Saturday, February 1, 2014
The storyteller has to be a jack of all trades. You are the script writer, the director and the actor. As such, you have to make a variety of decisions, beginning with choosing a story for your repertoire. Then, how is your story is going to begin and how is it going to conclude. You have to be very clear on that. Know exactly what note your story is going to end on. The fun part is getting from point A to point B. That’s when you take the audience on a little journey. You can weave this way and that, sharing the philosophy here and there. Of course, you should know your story inside and out. Then only can you present the story and make adjustments based on the nature of your audience and how much time you have.
You also have to decide on what the story's focus. What’s your story going to convey? Also, in the hands of different speakers, a story can sound and feel totality different. The same story will even take on different meanings or evoke laugher at a place where an audience has never laughed before. Very often, all these elements fall in place over time. You can’t rush it. Through repeated tellings, deeper levels of the story, and way to share the story, open up. Very often these insights emerge from the responses of your audience. An audience can tell you a lot about how to improve your story. Prabhupada also comments, “Krishna will give the intelligence how to execute.
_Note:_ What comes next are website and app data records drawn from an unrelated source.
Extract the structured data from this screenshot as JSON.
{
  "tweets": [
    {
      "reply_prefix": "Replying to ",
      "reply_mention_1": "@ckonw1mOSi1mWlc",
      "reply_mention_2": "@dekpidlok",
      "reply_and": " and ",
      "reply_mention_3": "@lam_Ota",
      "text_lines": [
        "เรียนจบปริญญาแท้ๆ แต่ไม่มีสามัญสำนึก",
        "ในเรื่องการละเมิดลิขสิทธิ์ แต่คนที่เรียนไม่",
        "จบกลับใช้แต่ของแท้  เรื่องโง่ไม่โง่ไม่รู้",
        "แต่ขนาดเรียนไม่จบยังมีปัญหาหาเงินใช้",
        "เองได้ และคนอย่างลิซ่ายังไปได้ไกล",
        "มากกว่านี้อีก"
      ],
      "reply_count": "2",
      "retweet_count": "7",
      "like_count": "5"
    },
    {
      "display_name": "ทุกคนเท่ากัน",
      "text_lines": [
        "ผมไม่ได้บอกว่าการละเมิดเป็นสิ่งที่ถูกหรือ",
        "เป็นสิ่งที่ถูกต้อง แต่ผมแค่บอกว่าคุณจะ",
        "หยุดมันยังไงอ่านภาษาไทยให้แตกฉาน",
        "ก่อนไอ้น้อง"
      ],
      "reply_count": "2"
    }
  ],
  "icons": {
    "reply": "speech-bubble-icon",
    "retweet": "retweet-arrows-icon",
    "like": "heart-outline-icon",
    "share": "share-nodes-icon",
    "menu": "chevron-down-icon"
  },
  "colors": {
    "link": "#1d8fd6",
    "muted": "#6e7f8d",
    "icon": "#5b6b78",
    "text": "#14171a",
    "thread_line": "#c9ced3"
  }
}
Strictly adhere to Krishna's instructions and He'll give intelligence how to execute them from within your heart.” The thing is, a good storyteller is first of all a good listener.
See www.Mahabharata-Project.com for info and reviews of my book Mahabharata: The Eternal Quest – a ‘cinematic’ rendition of India’s ancient epic.